4. We’re particularly interested in 47′s place as an American Sign Language and English school. Are there any insights you’ve developed about how your school—and your students—differ from those that don’t employ ASL? Have you found that some books, resources and web tools are more successful than others with deaf and hard-of-hearing students?
As you know, ASL is a visual language, and these students are very attuned visually. To describe a person, they are honest. No bones about it, if a person is fat, that is the first descriptor. I love the way that you can interject points of grammar into your teaching when you know a class is bilingual.

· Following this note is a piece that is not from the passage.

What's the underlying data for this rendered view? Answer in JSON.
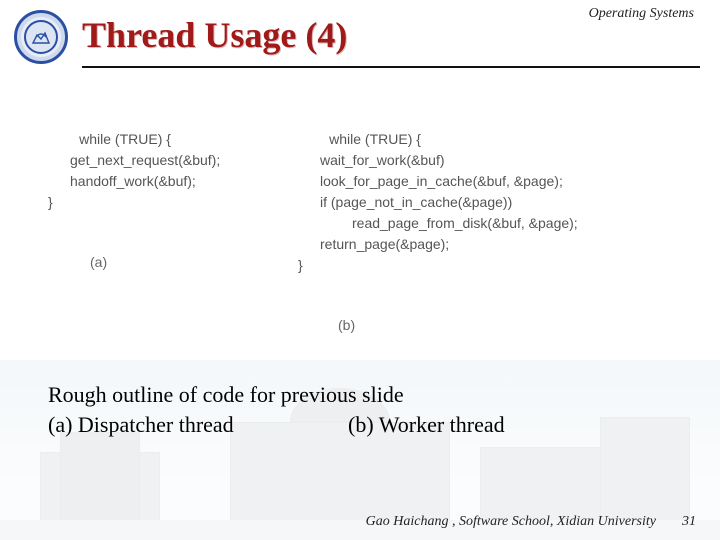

For instance, we did a lesson based on the new Walter Dean Myers picture book/poem called Looking at Me. They watch with an intensity that is surprising. They see details that I do not see, but in many ways most children are like that. Adults have learned how to focus so much more than children that they miss a lot of the visual cues.

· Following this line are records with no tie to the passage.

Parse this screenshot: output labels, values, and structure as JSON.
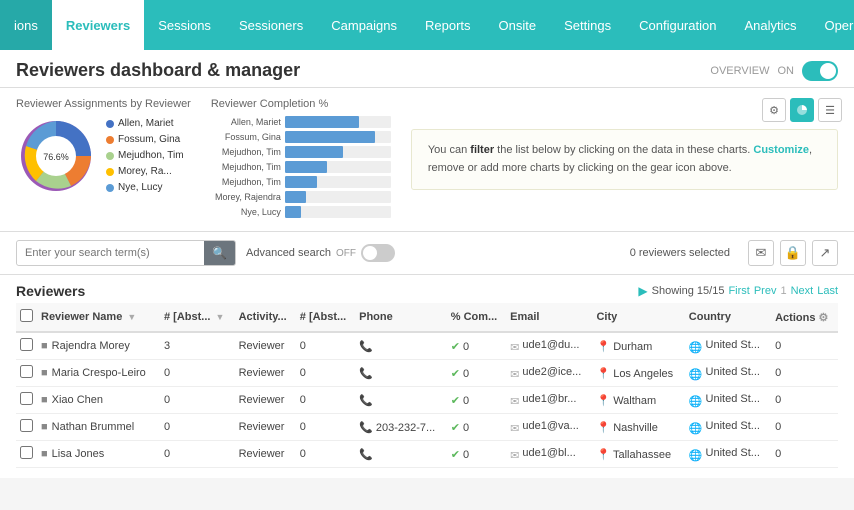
{
  "nav": {
    "items": [
      {
        "label": "ions",
        "active": false
      },
      {
        "label": "Reviewers",
        "active": true
      },
      {
        "label": "Sessions",
        "active": false
      },
      {
        "label": "Sessioners",
        "active": false
      },
      {
        "label": "Campaigns",
        "active": false
      },
      {
        "label": "Reports",
        "active": false
      },
      {
        "label": "Onsite",
        "active": false
      },
      {
        "label": "Settings",
        "active": false
      },
      {
        "label": "Configuration",
        "active": false
      },
      {
        "label": "Analytics",
        "active": false
      },
      {
        "label": "Operation",
        "active": false
      }
    ]
  },
  "header": {
    "title": "Reviewers dashboard & manager",
    "overview_label": "OVERVIEW",
    "on_label": "ON"
  },
  "charts": {
    "pie_title": "Reviewer Assignments by Reviewer",
    "pie_center": "76.6%",
    "pie_segments": [
      {
        "label": "Allen, Mariet",
        "color": "#4472c4",
        "pct": 15
      },
      {
        "label": "Fossum, Gina",
        "color": "#ed7d31",
        "pct": 10
      },
      {
        "label": "Mejudhon, Tim",
        "color": "#a9d18e",
        "pct": 8
      },
      {
        "label": "Morey, Ra...",
        "color": "#ffc000",
        "pct": 5
      },
      {
        "label": "Nye, Lucy",
        "color": "#5b9bd5",
        "pct": 3
      }
    ],
    "bar_title": "Reviewer Completion %",
    "bar_rows": [
      {
        "label": "Allen, Mariet",
        "value": 70
      },
      {
        "label": "Fossum, Gina",
        "value": 85
      },
      {
        "label": "Mejudhon, Tim",
        "value": 55
      },
      {
        "label": "Mejudhon, Tim",
        "value": 40
      },
      {
        "label": "Mejudhon, Tim",
        "value": 30
      },
      {
        "label": "Morey, Rajendra",
        "value": 20
      },
      {
        "label": "Nye, Lucy",
        "value": 15
      }
    ],
    "info_text_1": "You can ",
    "info_filter": "filter",
    "info_text_2": " the list below by clicking on the data in these charts. ",
    "info_customize": "Customize",
    "info_text_3": ", remove or add more charts by clicking on the gear icon above."
  },
  "search": {
    "placeholder": "Enter your search term(s)",
    "adv_label": "Advanced search",
    "off_label": "OFF",
    "selected_label": "0 reviewers selected"
  },
  "table": {
    "title": "Reviewers",
    "showing": "Showing 15/15",
    "pagination": {
      "first": "First",
      "prev": "Prev",
      "next": "Next",
      "last": "Last"
    },
    "columns": [
      {
        "label": "Reviewer Name",
        "sortable": true
      },
      {
        "label": "# [Abst...",
        "sortable": true
      },
      {
        "label": "Activity...",
        "sortable": false
      },
      {
        "label": "# [Abst...",
        "sortable": false
      },
      {
        "label": "Phone",
        "sortable": false
      },
      {
        "label": "% Com...",
        "sortable": false
      },
      {
        "label": "Email",
        "sortable": false
      },
      {
        "label": "City",
        "sortable": false
      },
      {
        "label": "Country",
        "sortable": false
      },
      {
        "label": "Actions",
        "sortable": false
      }
    ],
    "rows": [
      {
        "name": "Rajendra Morey",
        "abst1": "3",
        "activity": "Reviewer",
        "abst2": "0",
        "phone": "",
        "completion": "0",
        "email": "ude1@du...",
        "city": "Durham",
        "country": "United St...",
        "actions": "0"
      },
      {
        "name": "Maria Crespo-Leiro",
        "abst1": "0",
        "activity": "Reviewer",
        "abst2": "0",
        "phone": "",
        "completion": "0",
        "email": "ude2@ice...",
        "city": "Los Angeles",
        "country": "United St...",
        "actions": "0"
      },
      {
        "name": "Xiao Chen",
        "abst1": "0",
        "activity": "Reviewer",
        "abst2": "0",
        "phone": "",
        "completion": "0",
        "email": "ude1@br...",
        "city": "Waltham",
        "country": "United St...",
        "actions": "0"
      },
      {
        "name": "Nathan Brummel",
        "abst1": "0",
        "activity": "Reviewer",
        "abst2": "0",
        "phone": "203-232-7...",
        "completion": "0",
        "email": "ude1@va...",
        "city": "Nashville",
        "country": "United St...",
        "actions": "0"
      },
      {
        "name": "Lisa Jones",
        "abst1": "0",
        "activity": "Reviewer",
        "abst2": "0",
        "phone": "",
        "completion": "0",
        "email": "ude1@bl...",
        "city": "Tallahassee",
        "country": "United St...",
        "actions": "0"
      }
    ]
  }
}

They made a list poem of who they were (Artist, Writer, etc.), and they were signing it without the classifier that meant “person who does” so I, being only an elementary signer myself, was able to grab that teachable moment, and show them how to make “artist” out of the sign “art”. The same happened when using the speech bubbles, where you can reiterate first person versus third person.
Toon Books have been a great hit with our third to fifth grade students who have had little to no English language in the household. We have one hearing 5th grader who has some ASL and some Spanish in the home—a wonderful artist, quite dreamy, but cannot grasp English easily. She is reading on a first grade level in 5th grade, and loves Toon Books. Another student is a deaf third grader who came from Mexico when he was in Kindergarten, but whose parents are hearing. He had little to no language input as a young child being Deaf in a hearing environment and is one of the greatest enthusiasts. All of my students, Deaf, hearing and hard-of-hearing that are reading below grade level have been enjoying your books. They are easier to understand than Owly, I think—more relevant.
As for the students who employ ASL and are at grade level, I read Silly Lilly to a Pre-K class, and they chanted it as I read it. I was surprised how well they responded.
Obviously, the web site’s text is key. It is better that books not be captioned and rather light up when you scroll through. The more integrated the text into the pictures the better, so the students don’t have to keep looking here then there.